O’Donnell already had been named in two lawsuits, which accuse him of molesting several young boys, and in extensive media coverage. Bradley also had been identified in news reports about a settled lawsuit involving his alleged decades-old involvement with a teenage girl.
Reinard Beaver, one of the accused priests named Wednesday, praised Skylstad.
“My comment is that I have the deepest esteem and the highest regard for Bishop Skylstad. He did what he had to do,” said Beaver, reached on his cell phone near his home in Steilacoom, Wash.
Beaver said he appreciated a call he received from Skylstad on Tuesday to inform him of the impending release of names.
“We’re old friends and these are old stories,” Beaver said. “I’m not bitter. I’m better because of this.”
Beaver, 73, said he has an attorney who advised him not to comment on details of allegations against him. He also said he would withhold comment about whether he thought his rights have been violated by the release of his name.
A 61-year-old man, who asked to remain anonymous, said Beaver molested him when he was 15 during a trip to Seattle. As a teenager, he had worked at St. Augustine’s Catholic Church on the South Hill. When he returned from the trip, he abruptly quit his job and quit church.
“I couldn’t tell my folks,” the man said. “They were upset and wondered why I had quit such a good job and quit going to church with them.”
He didn’t report the abuse until 1990 when he told a St. Augustine’s official. By then, Beaver already had been removed from the ministry.

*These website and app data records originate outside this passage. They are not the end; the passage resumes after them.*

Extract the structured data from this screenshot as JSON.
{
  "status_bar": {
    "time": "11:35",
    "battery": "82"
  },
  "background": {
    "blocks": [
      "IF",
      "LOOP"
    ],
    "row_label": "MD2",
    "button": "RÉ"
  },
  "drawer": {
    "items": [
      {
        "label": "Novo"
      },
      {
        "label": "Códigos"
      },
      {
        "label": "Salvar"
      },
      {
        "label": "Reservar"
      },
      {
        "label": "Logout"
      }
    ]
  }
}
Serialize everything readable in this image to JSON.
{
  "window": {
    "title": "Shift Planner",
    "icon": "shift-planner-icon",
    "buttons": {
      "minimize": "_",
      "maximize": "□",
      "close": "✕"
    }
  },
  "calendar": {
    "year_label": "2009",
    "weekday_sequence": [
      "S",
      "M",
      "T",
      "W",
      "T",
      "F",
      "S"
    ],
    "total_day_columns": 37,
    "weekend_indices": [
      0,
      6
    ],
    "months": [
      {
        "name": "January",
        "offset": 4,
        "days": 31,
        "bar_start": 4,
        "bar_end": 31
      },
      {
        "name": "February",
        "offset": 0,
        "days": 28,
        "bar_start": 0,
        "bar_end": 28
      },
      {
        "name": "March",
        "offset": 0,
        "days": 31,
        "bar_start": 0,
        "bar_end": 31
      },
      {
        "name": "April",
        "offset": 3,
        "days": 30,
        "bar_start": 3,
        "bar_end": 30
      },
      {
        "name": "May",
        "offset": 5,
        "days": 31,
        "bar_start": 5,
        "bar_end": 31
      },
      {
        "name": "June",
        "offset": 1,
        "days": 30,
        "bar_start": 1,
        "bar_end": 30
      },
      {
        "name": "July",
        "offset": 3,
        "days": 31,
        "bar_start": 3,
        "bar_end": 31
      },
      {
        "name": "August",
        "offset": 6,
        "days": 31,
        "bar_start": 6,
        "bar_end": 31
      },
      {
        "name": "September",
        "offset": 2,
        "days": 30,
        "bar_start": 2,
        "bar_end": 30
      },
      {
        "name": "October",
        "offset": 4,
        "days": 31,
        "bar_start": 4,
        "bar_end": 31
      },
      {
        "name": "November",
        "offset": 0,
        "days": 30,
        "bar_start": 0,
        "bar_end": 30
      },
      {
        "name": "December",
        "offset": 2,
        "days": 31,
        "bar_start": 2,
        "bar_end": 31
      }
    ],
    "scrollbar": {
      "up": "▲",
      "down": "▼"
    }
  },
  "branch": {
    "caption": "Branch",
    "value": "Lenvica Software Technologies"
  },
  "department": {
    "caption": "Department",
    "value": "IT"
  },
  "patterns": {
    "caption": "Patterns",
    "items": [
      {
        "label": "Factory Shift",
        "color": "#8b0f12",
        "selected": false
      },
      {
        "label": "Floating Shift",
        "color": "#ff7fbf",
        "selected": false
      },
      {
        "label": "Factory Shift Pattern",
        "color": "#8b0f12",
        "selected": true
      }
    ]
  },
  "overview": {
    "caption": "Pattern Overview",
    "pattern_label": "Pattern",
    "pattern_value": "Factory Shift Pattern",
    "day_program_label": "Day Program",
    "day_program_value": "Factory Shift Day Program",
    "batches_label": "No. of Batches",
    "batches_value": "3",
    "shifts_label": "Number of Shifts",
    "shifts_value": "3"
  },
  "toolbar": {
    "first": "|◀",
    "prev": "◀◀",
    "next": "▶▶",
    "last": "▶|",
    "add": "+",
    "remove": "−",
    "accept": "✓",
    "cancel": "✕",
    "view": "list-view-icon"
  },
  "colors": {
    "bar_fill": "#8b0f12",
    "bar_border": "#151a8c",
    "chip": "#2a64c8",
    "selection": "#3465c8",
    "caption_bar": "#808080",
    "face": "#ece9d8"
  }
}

The other named priests did not return phone messages seeking comment.